Spatiotemporal variability of soil moisture in arid vegetation communities using MODIS vegetation and dryness indices

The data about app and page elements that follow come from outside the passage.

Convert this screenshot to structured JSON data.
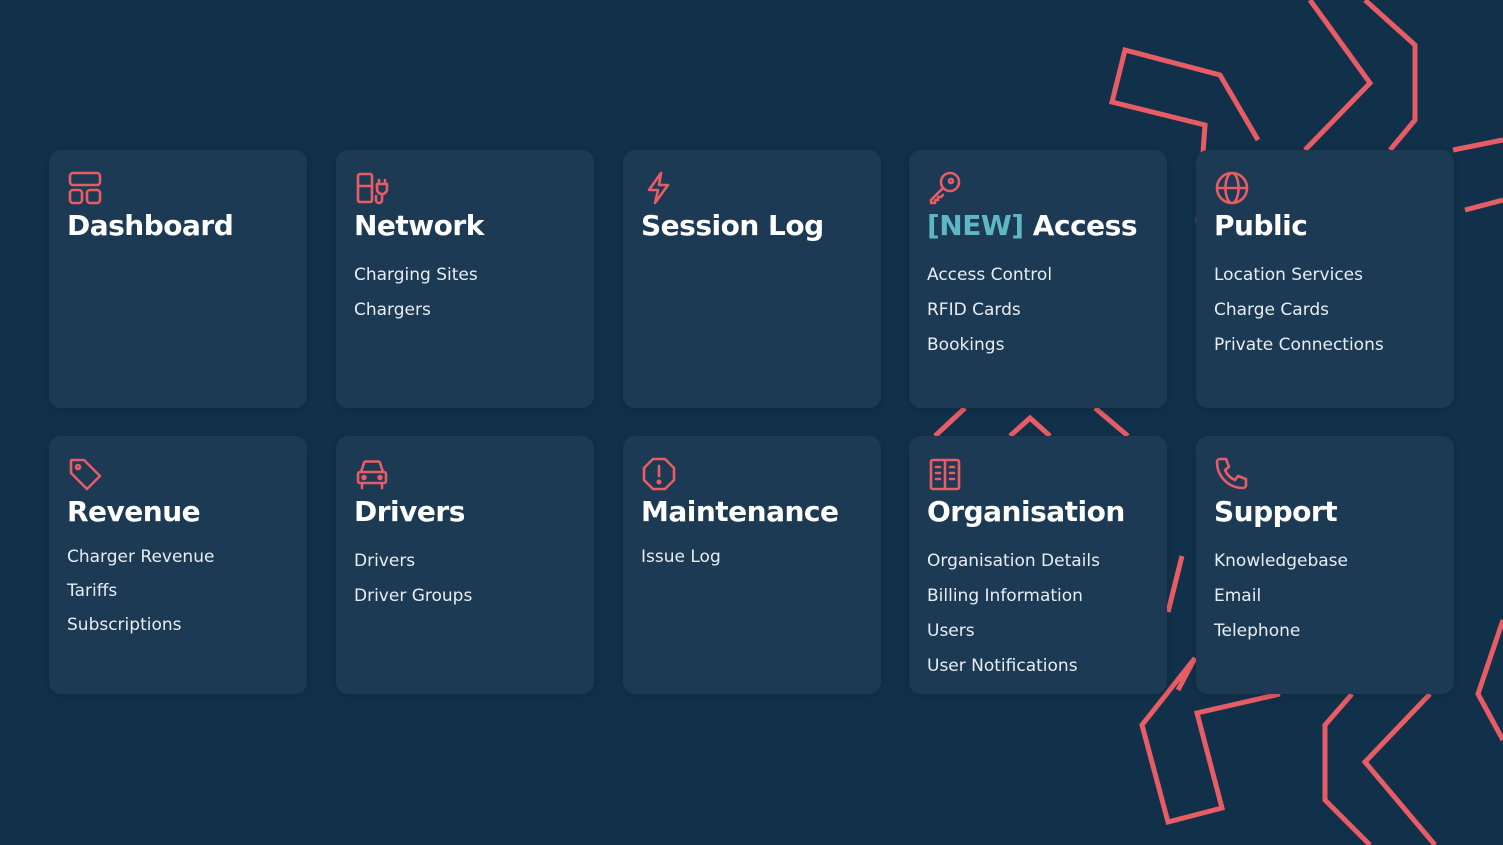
{
  "colors": {
    "background": "#11314a",
    "card": "#1c3a53",
    "accent": "#e85c66",
    "new_badge": "#5fb7c5",
    "text": "#ffffff"
  },
  "cards": [
    {
      "id": "dashboard",
      "icon": "dashboard-icon",
      "title": "Dashboard",
      "items": []
    },
    {
      "id": "network",
      "icon": "ev-station-icon",
      "title": "Network",
      "items": [
        "Charging Sites",
        "Chargers"
      ]
    },
    {
      "id": "session-log",
      "icon": "lightning-icon",
      "title": "Session Log",
      "items": []
    },
    {
      "id": "access",
      "icon": "key-icon",
      "badge": "[NEW]",
      "title": "Access",
      "items": [
        "Access Control",
        "RFID Cards",
        "Bookings"
      ]
    },
    {
      "id": "public",
      "icon": "globe-icon",
      "title": "Public",
      "items": [
        "Location Services",
        "Charge Cards",
        "Private Connections"
      ]
    },
    {
      "id": "revenue",
      "icon": "tag-icon",
      "title": "Revenue",
      "items": [
        "Charger Revenue",
        "Tariffs",
        "Subscriptions"
      ]
    },
    {
      "id": "drivers",
      "icon": "car-icon",
      "title": "Drivers",
      "items": [
        "Drivers",
        "Driver Groups"
      ]
    },
    {
      "id": "maintenance",
      "icon": "alert-icon",
      "title": "Maintenance",
      "items": [
        "Issue Log"
      ]
    },
    {
      "id": "organisation",
      "icon": "building-icon",
      "title": "Organisation",
      "items": [
        "Organisation Details",
        "Billing Information",
        "Users",
        "User Notifications"
      ]
    },
    {
      "id": "support",
      "icon": "phone-icon",
      "title": "Support",
      "items": [
        "Knowledgebase",
        "Email",
        "Telephone"
      ]
    }
  ]
}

Among the methods devised to delineate soil and water information, optical/thermal remote sensing offers great capabilities by providing spatiotemporally multi-scale data and products like surface dryness indices. In this context, the present study utilized the MODIS-based TVDI, iTVDI, and VDI indices to scrutinize the effect of dryness on soil moisture in three vegetation communities: Artemisia spp. (sagebrush), Astragalus spp. (astragale) and grassland in central Iran during a wet (2004) and a dry year (2008). The MOD13A2, MOD11A2, and MOD09A1 products acquired on DOYs (day of the year) 97, 129, 161, and 193 were used to extract dryness and vegetation indices. The downscaled 32-day interval PERSIANN-CCS products and field-measured soil moisture were used to appraise the validity of indices. The results showed statistically significant relationships (P < .05) between iTVDI and cumulative precipitation and soil moisture in all vegetation communities and on most DOYs, suggesting iTVDI as an effective indicator to monitor dryness status. Foremost among the vegetation indices, NDVI was found as a good complementary indicator to estimate vegetation-soil moisture conditions due to exhibiting stronger linear associations with precipitation, particularly in grassland during the wet (R2 = 0.81) and the dry (R2 = 0.72) year. The lowest values of dryness indices were observed in western and southern parts of the study area. In general, it was concluded that side by side assessment of vegetation and dryness indices was a more promising approach to dryness assessment and management over arid and semi-arid rangelands.